* **Exercise instructions**:
Establish how many lines in the material include the string "name" and report it as a lone number.

* **Data provided**:
·····

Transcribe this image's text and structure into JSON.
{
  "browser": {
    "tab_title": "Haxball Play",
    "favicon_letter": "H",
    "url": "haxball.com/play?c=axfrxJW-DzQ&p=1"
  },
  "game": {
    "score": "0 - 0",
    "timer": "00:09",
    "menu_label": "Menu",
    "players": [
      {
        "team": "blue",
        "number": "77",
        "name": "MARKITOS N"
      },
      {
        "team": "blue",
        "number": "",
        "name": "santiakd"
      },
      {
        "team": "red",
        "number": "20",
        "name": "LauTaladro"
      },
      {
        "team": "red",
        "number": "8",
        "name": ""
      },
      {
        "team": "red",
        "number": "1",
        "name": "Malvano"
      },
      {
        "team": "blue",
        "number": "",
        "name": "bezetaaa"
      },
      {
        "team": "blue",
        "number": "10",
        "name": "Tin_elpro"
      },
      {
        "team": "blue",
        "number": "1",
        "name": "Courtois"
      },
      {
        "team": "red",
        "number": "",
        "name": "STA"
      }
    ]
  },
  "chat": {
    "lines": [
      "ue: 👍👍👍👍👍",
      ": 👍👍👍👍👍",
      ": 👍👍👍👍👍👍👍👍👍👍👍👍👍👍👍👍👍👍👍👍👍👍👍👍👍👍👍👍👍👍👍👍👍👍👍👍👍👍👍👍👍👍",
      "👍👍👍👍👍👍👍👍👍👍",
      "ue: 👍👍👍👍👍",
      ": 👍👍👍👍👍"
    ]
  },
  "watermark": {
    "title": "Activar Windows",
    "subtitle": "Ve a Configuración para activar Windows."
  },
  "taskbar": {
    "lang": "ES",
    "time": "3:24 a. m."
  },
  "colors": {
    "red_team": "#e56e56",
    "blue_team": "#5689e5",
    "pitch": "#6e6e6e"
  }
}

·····

* **Expected answer**:
9